Somewhere along the way I got the idea that I had to know everything about a particular topic to “teach” or “present on” it. And I never considered myself an expert on anything because my definition of expert meant “someone who knows everything.” Logically, I know it is impossible to know everything. That I should not hold myself to this standard. And yet here I am, down-playing my accumulated knowledge and experiences because I am not omnipotent. Am I alone in falling into this trap?
The beautiful thing about life is we get to learn. Constantly. And hopefully be changed by that learning. I have–and continue to be given–lessons that I want to share in order to help others. There is never a shortage of lessons and knowledge, until we die.
The challenge? Overcoming the feeling that just because there is so much to learn does not mean we are any less capable of teaching what we know.
We don’t have to have it all figured out. Beating ourselves up about not being perfect or an “expert” is a waste of time. I think I’ve said that before and it’s because I need to learn it, too. So this is a real meta post. I’m actually teaching something and learning it at the same time. And I hope you’ll join me on this journey and in embracing the position as learner-and-teacher without guilt or fear of being an imposter.
Bonus: All the leaders I admire have humility as a trait. I know that’s not something everyone agrees on as being valuable. But for me, I think it’s important. Being open to the idea that there is more to learn as a leader IS being humble–and is a good practice.
My #30DaysofQ2 important but not urgent action for today: Live happily in the intersection and trust it is where I can do the most good.
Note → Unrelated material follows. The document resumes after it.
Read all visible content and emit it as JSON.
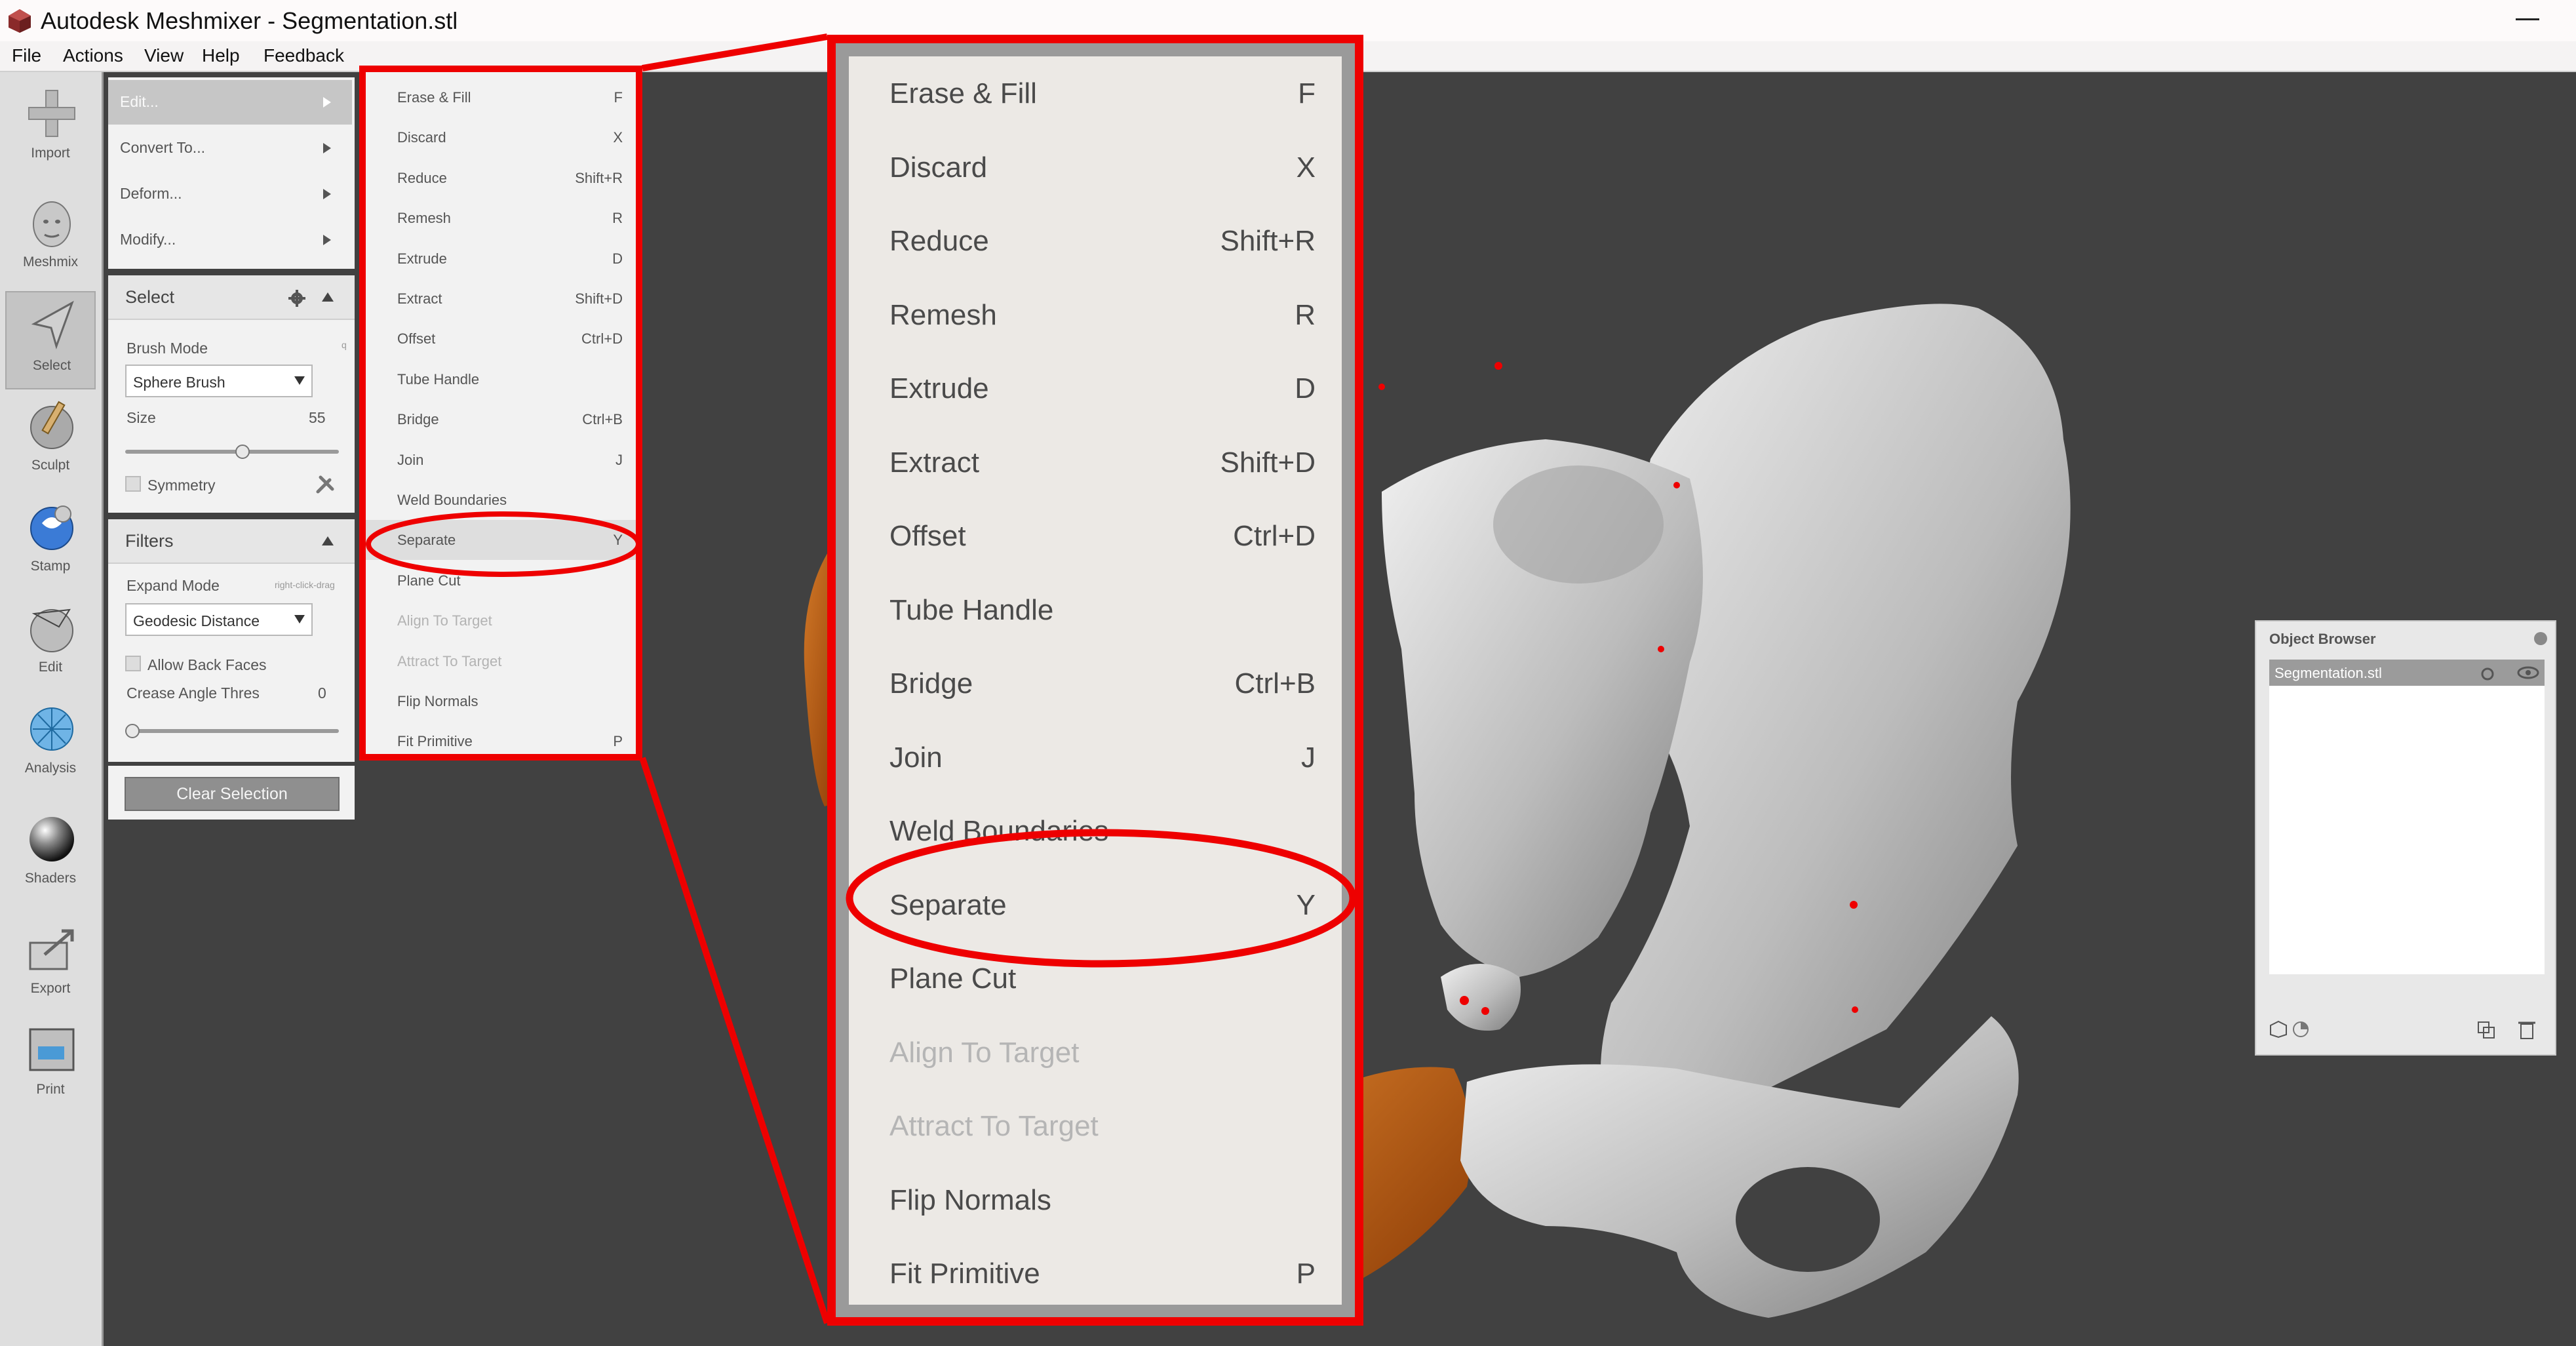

Update on March 22, 2108: If you’re interested in topics like these, I invite you to follow me on Medium where I am more active these days–although “active” is a relative term.